Records excerpted from a collection
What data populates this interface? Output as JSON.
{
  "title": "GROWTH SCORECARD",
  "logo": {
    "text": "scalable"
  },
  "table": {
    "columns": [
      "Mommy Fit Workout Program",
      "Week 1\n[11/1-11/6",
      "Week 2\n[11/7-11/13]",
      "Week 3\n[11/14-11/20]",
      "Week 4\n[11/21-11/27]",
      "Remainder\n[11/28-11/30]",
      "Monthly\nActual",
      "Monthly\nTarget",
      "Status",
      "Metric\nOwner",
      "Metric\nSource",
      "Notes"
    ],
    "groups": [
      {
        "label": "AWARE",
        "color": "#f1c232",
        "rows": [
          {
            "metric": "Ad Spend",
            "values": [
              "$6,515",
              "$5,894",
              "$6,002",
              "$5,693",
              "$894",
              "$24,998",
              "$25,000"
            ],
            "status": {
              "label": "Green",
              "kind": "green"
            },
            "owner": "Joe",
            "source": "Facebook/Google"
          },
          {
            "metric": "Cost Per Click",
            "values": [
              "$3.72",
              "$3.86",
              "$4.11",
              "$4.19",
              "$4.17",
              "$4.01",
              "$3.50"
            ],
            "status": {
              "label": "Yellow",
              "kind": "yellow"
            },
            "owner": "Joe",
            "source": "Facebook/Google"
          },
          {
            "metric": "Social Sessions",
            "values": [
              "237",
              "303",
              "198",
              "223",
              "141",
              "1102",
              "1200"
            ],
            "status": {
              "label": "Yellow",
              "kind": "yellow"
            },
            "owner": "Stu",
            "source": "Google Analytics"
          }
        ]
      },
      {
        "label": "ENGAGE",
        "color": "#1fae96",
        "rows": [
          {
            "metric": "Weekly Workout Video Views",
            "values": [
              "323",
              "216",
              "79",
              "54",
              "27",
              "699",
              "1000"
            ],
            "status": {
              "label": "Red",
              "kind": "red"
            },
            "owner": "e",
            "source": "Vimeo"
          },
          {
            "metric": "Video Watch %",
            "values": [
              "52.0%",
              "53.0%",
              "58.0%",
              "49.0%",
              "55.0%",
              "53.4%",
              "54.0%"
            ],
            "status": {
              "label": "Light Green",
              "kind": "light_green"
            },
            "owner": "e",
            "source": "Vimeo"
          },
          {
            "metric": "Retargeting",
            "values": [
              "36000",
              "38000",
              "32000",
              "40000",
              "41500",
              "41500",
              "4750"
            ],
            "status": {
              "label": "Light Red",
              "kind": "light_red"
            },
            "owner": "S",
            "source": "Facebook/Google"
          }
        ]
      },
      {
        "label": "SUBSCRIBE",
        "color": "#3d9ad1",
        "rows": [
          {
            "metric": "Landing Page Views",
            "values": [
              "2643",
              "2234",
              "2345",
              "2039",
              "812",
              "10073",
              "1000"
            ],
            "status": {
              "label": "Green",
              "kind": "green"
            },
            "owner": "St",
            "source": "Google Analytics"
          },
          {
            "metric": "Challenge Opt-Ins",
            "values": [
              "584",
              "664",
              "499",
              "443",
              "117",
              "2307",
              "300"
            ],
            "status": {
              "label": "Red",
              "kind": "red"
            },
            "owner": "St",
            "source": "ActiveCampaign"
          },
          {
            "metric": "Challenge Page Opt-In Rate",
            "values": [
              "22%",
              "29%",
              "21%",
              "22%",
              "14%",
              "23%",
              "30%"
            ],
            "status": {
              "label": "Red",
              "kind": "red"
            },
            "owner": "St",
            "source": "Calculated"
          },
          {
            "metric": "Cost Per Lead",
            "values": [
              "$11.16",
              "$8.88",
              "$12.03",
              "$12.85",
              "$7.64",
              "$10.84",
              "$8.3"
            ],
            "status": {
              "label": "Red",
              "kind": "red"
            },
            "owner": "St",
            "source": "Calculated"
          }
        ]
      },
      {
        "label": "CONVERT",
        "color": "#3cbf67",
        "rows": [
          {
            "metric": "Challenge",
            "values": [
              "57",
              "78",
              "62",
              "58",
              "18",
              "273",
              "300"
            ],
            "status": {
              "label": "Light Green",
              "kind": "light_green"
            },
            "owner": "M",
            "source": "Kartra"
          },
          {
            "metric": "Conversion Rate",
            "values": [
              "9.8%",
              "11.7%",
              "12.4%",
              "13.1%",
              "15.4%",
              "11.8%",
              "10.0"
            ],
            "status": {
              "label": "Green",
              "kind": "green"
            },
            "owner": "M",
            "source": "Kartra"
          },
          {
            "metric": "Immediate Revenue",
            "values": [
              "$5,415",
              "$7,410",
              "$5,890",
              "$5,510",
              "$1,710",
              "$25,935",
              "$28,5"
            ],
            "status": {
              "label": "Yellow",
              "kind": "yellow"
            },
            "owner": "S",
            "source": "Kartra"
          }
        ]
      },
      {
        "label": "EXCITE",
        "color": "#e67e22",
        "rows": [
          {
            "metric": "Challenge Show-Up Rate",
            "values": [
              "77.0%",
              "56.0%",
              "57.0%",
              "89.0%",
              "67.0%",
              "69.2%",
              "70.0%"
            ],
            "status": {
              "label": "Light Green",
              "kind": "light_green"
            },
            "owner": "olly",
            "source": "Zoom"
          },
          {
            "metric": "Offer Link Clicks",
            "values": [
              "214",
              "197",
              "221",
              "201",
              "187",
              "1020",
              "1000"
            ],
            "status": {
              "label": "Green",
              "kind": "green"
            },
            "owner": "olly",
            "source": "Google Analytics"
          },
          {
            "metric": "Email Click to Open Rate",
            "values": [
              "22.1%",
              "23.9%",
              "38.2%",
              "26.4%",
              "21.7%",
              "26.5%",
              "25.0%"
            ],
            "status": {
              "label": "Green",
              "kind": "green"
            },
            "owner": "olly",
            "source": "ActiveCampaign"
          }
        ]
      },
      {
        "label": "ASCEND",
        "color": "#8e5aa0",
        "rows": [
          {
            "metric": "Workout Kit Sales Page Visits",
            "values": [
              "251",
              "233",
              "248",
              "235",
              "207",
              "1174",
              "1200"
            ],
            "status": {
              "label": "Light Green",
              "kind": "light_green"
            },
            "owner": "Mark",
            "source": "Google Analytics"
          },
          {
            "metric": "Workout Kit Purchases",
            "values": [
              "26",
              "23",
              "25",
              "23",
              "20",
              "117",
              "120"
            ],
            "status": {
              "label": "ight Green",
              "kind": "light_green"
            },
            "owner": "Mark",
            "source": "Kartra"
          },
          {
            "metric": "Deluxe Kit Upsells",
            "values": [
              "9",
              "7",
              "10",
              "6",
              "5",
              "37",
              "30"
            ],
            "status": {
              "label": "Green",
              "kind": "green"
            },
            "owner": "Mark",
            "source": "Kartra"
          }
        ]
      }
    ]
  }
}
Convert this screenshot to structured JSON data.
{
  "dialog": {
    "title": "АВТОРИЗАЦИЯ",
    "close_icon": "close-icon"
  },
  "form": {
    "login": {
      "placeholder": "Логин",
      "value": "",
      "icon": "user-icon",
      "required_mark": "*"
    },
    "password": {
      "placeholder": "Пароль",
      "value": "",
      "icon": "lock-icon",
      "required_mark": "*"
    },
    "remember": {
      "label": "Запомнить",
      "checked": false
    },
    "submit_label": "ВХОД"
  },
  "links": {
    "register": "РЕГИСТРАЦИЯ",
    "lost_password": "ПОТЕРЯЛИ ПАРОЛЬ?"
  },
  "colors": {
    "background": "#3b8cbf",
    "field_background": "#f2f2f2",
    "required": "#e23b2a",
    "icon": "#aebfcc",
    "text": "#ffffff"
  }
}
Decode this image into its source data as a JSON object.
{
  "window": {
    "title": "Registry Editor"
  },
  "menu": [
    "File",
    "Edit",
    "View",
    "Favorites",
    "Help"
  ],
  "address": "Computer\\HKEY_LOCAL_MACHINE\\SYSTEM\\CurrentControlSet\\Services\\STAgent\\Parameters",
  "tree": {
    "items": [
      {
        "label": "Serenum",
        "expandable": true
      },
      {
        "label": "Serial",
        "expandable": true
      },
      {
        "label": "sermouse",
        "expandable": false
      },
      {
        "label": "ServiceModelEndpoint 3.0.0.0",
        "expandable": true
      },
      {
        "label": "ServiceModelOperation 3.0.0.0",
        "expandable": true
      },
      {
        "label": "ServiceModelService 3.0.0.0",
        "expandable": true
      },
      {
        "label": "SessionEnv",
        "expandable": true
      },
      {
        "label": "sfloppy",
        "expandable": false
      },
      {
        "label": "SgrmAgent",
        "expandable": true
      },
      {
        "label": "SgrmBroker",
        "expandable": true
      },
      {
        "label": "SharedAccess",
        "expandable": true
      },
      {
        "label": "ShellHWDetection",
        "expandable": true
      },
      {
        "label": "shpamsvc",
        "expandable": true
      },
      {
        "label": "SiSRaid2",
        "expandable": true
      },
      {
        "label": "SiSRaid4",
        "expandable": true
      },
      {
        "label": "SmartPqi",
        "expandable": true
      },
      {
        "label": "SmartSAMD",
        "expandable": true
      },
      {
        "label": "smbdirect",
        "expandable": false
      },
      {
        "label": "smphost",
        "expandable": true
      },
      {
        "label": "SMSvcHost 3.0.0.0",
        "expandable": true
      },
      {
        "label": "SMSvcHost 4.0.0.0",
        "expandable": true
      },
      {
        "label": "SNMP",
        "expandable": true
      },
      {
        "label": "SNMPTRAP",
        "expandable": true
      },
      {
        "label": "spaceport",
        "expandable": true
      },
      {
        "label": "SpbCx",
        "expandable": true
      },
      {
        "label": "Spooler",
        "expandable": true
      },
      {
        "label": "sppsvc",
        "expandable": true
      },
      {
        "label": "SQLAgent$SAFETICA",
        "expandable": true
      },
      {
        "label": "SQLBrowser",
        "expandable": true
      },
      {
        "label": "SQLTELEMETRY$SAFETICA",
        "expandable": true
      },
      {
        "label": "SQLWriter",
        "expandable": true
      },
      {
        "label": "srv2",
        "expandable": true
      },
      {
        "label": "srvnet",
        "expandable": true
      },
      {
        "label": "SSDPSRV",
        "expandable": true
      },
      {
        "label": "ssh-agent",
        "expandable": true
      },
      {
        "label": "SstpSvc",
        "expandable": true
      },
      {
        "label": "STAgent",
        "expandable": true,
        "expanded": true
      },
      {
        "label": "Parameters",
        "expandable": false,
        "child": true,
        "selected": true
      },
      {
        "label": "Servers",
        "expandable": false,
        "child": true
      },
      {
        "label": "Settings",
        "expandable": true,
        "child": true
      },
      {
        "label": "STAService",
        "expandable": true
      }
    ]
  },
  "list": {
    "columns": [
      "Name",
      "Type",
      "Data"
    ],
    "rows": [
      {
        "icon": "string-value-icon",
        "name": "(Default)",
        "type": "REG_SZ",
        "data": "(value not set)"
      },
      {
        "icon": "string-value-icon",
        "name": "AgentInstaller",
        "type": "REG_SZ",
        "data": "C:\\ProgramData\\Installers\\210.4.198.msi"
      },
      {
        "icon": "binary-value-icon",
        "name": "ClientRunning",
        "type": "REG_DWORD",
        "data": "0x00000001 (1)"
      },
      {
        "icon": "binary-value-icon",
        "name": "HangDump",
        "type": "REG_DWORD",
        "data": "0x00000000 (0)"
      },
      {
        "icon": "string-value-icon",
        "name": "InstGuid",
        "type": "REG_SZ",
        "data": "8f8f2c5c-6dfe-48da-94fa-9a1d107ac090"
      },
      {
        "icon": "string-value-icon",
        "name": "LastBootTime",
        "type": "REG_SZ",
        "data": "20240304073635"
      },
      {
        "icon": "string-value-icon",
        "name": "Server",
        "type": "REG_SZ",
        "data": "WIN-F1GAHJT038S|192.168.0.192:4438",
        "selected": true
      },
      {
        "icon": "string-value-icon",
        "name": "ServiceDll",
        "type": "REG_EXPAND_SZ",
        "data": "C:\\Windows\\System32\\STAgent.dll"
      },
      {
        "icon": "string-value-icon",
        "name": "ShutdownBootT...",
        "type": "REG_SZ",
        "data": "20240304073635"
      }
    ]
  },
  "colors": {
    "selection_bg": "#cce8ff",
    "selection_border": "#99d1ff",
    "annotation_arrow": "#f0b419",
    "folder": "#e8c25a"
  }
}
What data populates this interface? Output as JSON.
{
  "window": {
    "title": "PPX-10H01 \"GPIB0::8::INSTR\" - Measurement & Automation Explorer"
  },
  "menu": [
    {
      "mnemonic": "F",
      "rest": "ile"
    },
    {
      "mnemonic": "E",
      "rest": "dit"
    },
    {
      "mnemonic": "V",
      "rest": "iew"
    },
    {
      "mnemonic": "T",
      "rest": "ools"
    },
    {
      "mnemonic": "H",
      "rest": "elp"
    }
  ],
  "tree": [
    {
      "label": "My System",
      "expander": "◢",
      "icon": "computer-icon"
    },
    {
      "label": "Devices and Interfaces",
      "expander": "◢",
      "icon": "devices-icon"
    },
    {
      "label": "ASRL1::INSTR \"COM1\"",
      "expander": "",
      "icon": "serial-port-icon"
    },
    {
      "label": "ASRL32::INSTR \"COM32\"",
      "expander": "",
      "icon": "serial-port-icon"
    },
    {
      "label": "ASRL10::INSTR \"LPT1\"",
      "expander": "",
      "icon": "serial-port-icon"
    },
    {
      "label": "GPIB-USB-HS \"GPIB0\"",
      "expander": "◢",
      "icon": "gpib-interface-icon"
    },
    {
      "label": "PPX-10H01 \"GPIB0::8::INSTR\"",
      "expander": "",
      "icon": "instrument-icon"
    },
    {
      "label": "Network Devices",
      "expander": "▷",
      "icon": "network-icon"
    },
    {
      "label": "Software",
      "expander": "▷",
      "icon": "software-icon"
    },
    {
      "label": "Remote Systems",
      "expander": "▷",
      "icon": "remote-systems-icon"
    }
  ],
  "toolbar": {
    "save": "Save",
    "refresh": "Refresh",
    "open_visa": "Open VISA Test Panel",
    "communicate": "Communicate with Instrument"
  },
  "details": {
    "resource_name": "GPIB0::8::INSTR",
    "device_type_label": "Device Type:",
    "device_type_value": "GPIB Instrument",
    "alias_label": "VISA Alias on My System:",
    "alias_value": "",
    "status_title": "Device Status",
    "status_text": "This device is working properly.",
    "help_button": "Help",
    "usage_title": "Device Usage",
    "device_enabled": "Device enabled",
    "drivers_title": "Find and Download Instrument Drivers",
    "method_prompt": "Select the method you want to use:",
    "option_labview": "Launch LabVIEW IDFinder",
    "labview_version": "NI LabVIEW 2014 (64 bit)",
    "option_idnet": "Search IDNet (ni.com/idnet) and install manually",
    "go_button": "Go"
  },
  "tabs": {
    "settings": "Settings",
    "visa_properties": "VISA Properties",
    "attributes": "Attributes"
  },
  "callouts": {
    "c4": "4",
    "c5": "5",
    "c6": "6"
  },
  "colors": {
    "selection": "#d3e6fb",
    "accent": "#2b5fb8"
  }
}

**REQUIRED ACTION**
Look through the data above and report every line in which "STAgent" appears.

**RESULT**
  "address": "Computer\\HKEY_LOCAL_MACHINE\\SYSTEM\\CurrentControlSet\\Services\\STAgent\\Parameters",
        "label": "STAgent",
        "data": "C:\\Windows\\System32\\STAgent.dll"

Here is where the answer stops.